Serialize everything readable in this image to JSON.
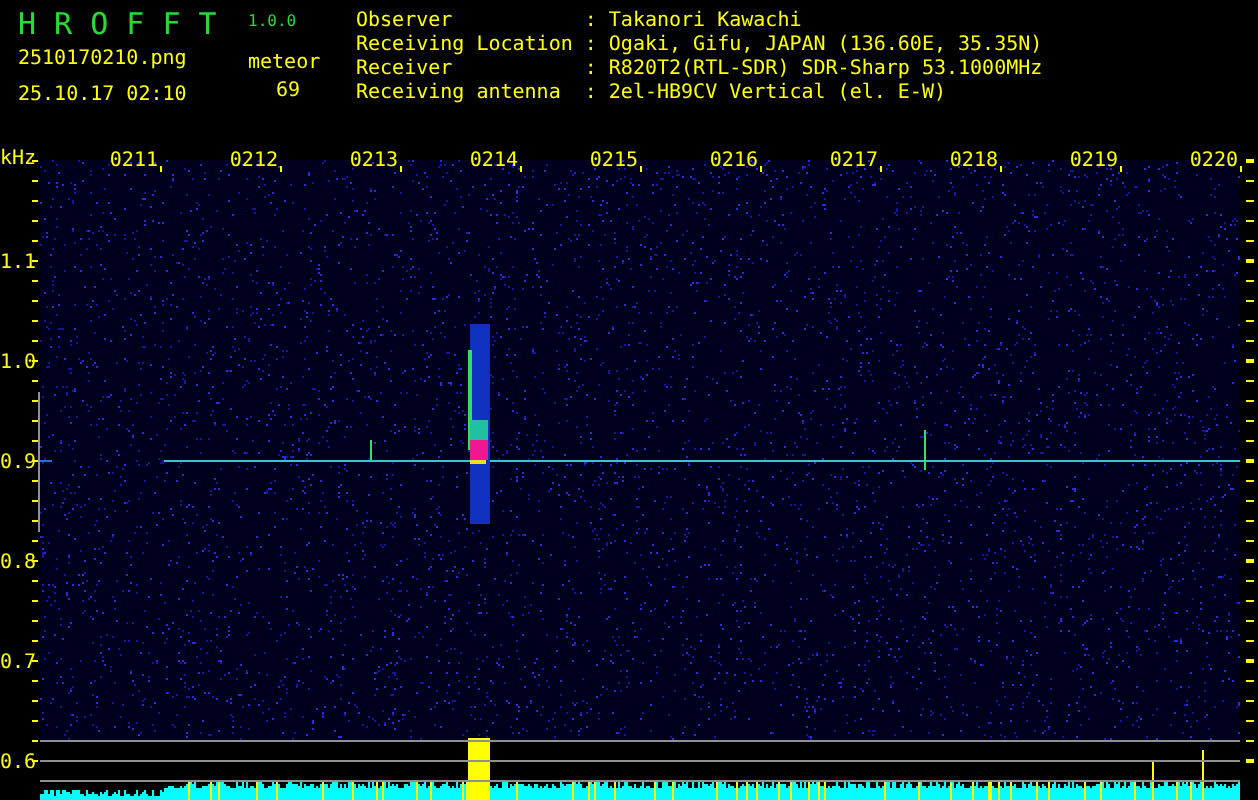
{
  "app": {
    "title": "H R O F F T",
    "version": "1.0.0"
  },
  "file": {
    "name": "2510170210.png",
    "timestamp": "25.10.17 02:10"
  },
  "detection": {
    "label": "meteor",
    "count": "69"
  },
  "station": [
    {
      "label": "Observer",
      "separator": ":",
      "value": "Takanori Kawachi"
    },
    {
      "label": "Receiving Location",
      "separator": ":",
      "value": "Ogaki, Gifu, JAPAN (136.60E, 35.35N)"
    },
    {
      "label": "Receiver",
      "separator": ":",
      "value": "R820T2(RTL-SDR) SDR-Sharp 53.1000MHz"
    },
    {
      "label": "Receiving antenna",
      "separator": ":",
      "value": "2el-HB9CV Vertical (el. E-W)"
    }
  ],
  "plot": {
    "y_unit": "kHz",
    "y_labels": [
      "1.1",
      "1.0",
      "0.9",
      "0.8",
      "0.7",
      "0.6"
    ],
    "time_labels": [
      "0211",
      "0212",
      "0213",
      "0214",
      "0215",
      "0216",
      "0217",
      "0218",
      "0219",
      "0220"
    ]
  }
}
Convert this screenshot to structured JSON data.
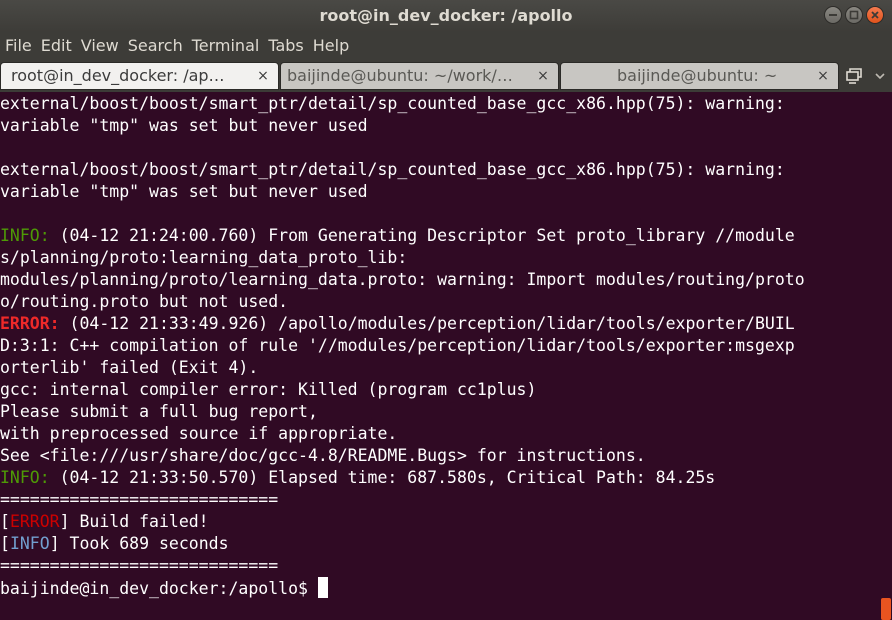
{
  "window": {
    "title": "root@in_dev_docker: /apollo"
  },
  "menu": [
    "File",
    "Edit",
    "View",
    "Search",
    "Terminal",
    "Tabs",
    "Help"
  ],
  "tabs": [
    {
      "label": "root@in_dev_docker: /ap…",
      "active": true
    },
    {
      "label": "baijinde@ubuntu: ~/work/…",
      "active": false
    },
    {
      "label": "baijinde@ubuntu: ~",
      "active": false
    }
  ],
  "tab_close_glyph": "×",
  "terminal": {
    "l1": "external/boost/boost/smart_ptr/detail/sp_counted_base_gcc_x86.hpp(75): warning:",
    "l2": "variable \"tmp\" was set but never used",
    "l3": "external/boost/boost/smart_ptr/detail/sp_counted_base_gcc_x86.hpp(75): warning:",
    "l4": "variable \"tmp\" was set but never used",
    "l5_tag": "INFO:",
    "l5_text": " (04-12 21:24:00.760) From Generating Descriptor Set proto_library //module",
    "l6": "s/planning/proto:learning_data_proto_lib:",
    "l7": "modules/planning/proto/learning_data.proto: warning: Import modules/routing/proto",
    "l8": "o/routing.proto but not used.",
    "l9_tag": "ERROR:",
    "l9_text": " (04-12 21:33:49.926) /apollo/modules/perception/lidar/tools/exporter/BUIL",
    "l10": "D:3:1: C++ compilation of rule '//modules/perception/lidar/tools/exporter:msgexp",
    "l11": "orterlib' failed (Exit 4).",
    "l12": "gcc: internal compiler error: Killed (program cc1plus)",
    "l13": "Please submit a full bug report,",
    "l14": "with preprocessed source if appropriate.",
    "l15": "See <file:///usr/share/doc/gcc-4.8/README.Bugs> for instructions.",
    "l16_tag": "INFO:",
    "l16_text": " (04-12 21:33:50.570) Elapsed time: 687.580s, Critical Path: 84.25s",
    "sep1": "============================",
    "l18_open": "[",
    "l18_tag": "ERROR",
    "l18_close": "] Build failed!",
    "l19_open": "[",
    "l19_tag": "INFO",
    "l19_close": "] Took 689 seconds",
    "sep2": "============================",
    "prompt": "baijinde@in_dev_docker:/apollo$ "
  },
  "colors": {
    "background": "#300a24",
    "info": "#4e9a06",
    "error": "#ef2929",
    "info_bracket": "#729fcf",
    "accent": "#e95420"
  },
  "icons": {
    "minimize": "minimize-icon",
    "maximize": "maximize-icon",
    "close": "close-icon",
    "new_tab": "new-tab-icon",
    "tabs_menu": "chevron-down-icon"
  }
}
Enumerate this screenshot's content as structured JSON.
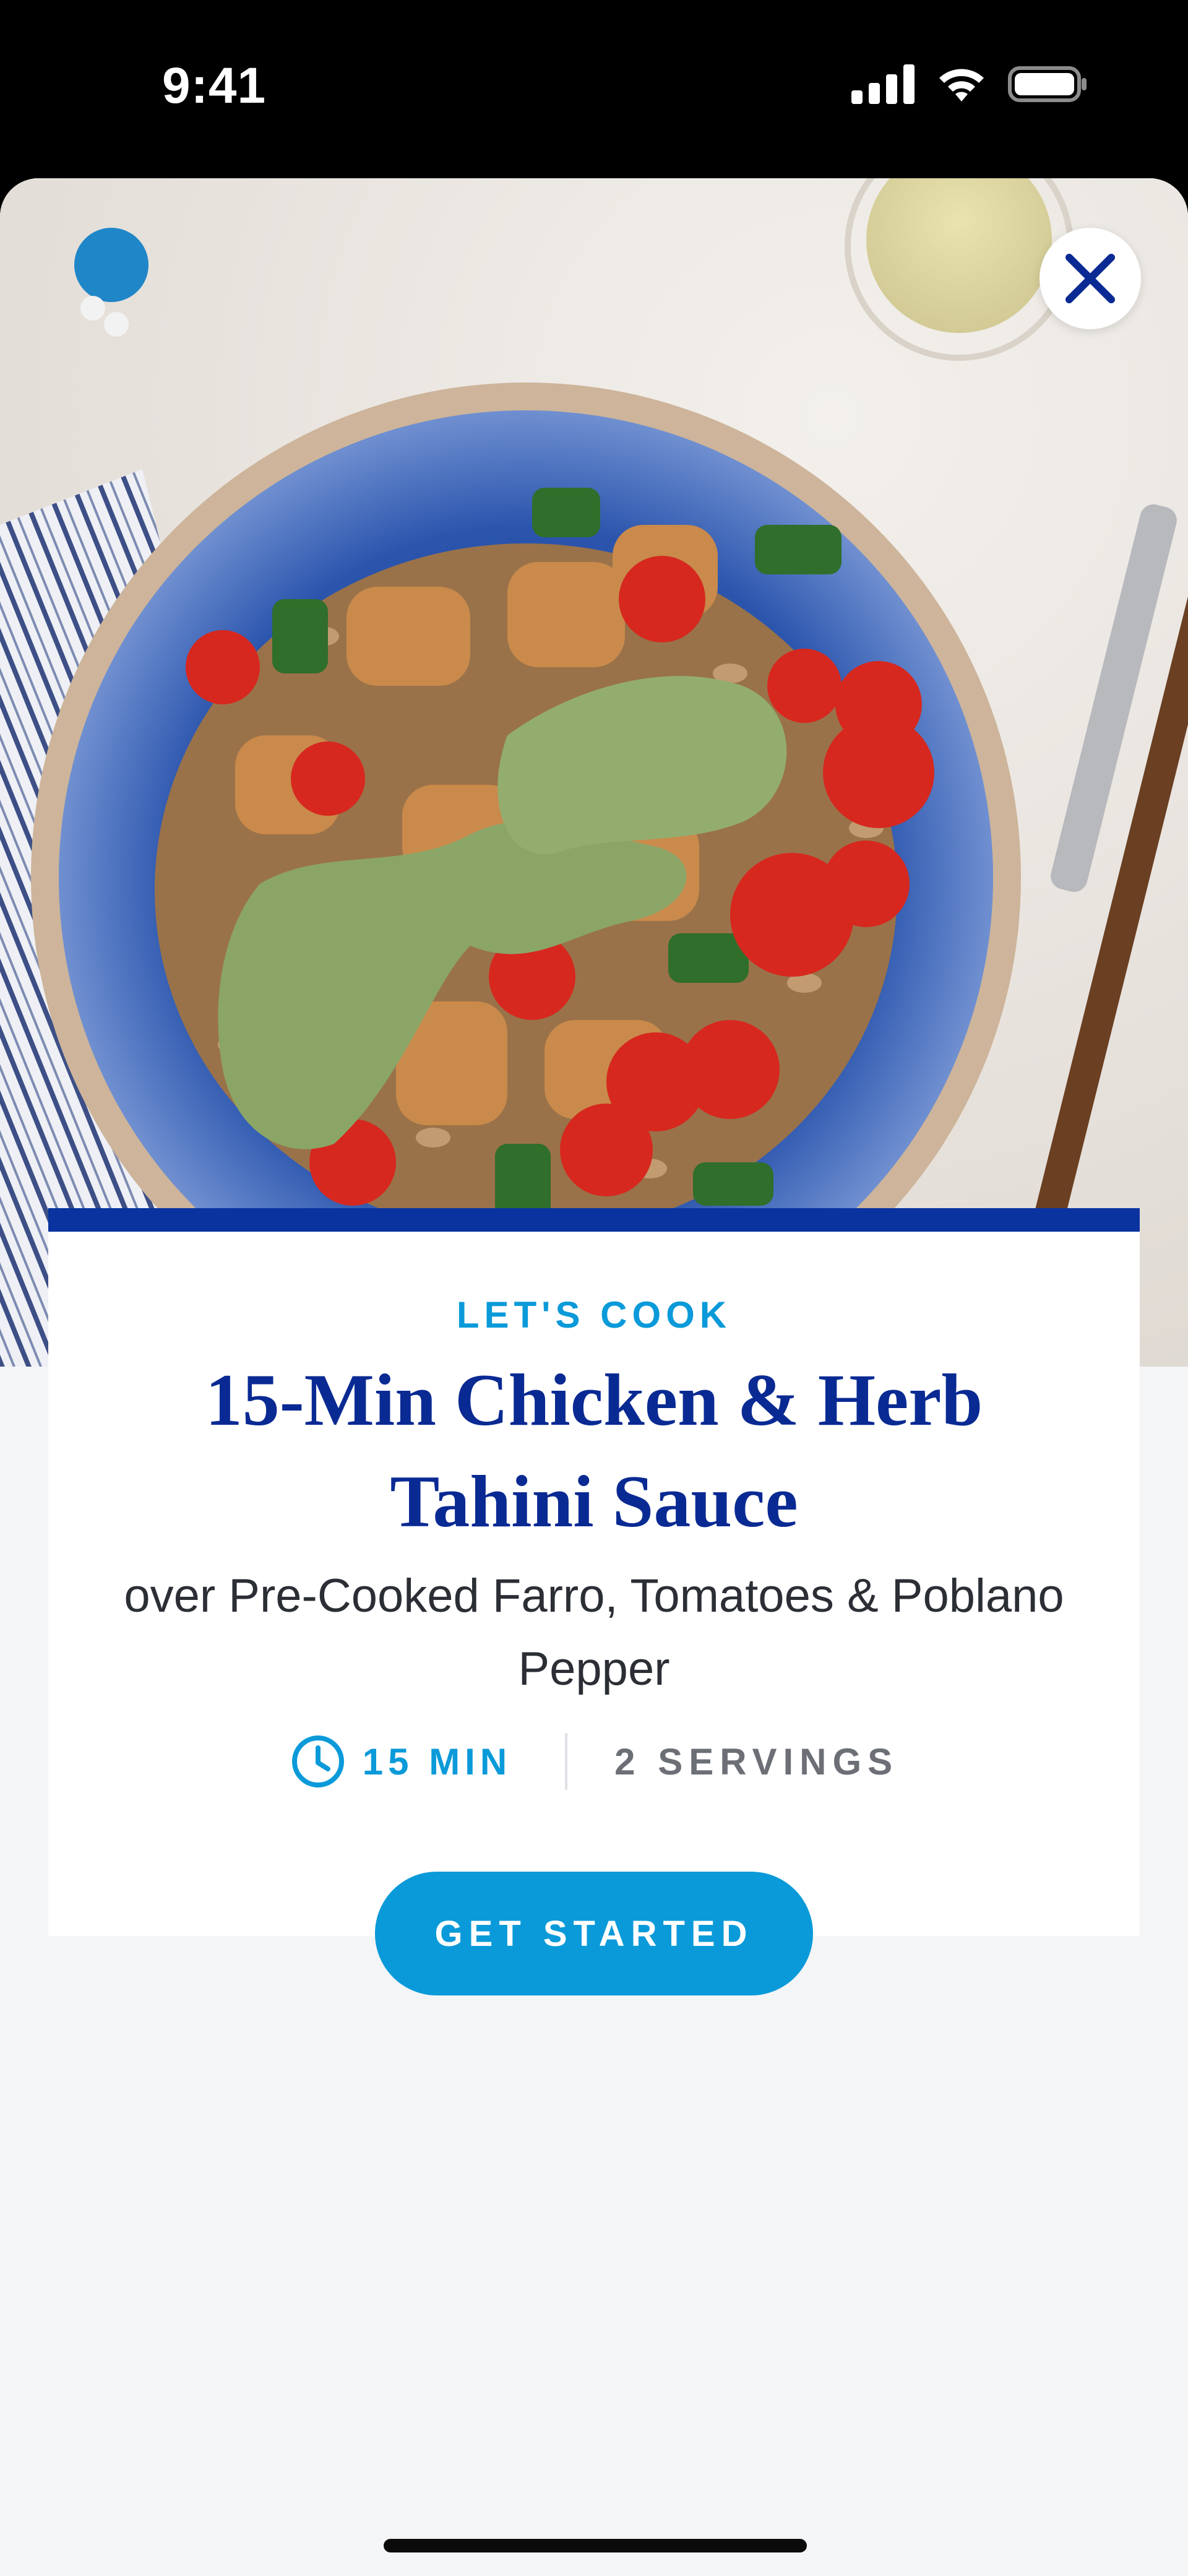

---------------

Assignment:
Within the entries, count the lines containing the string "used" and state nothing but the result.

Answer for the task:
3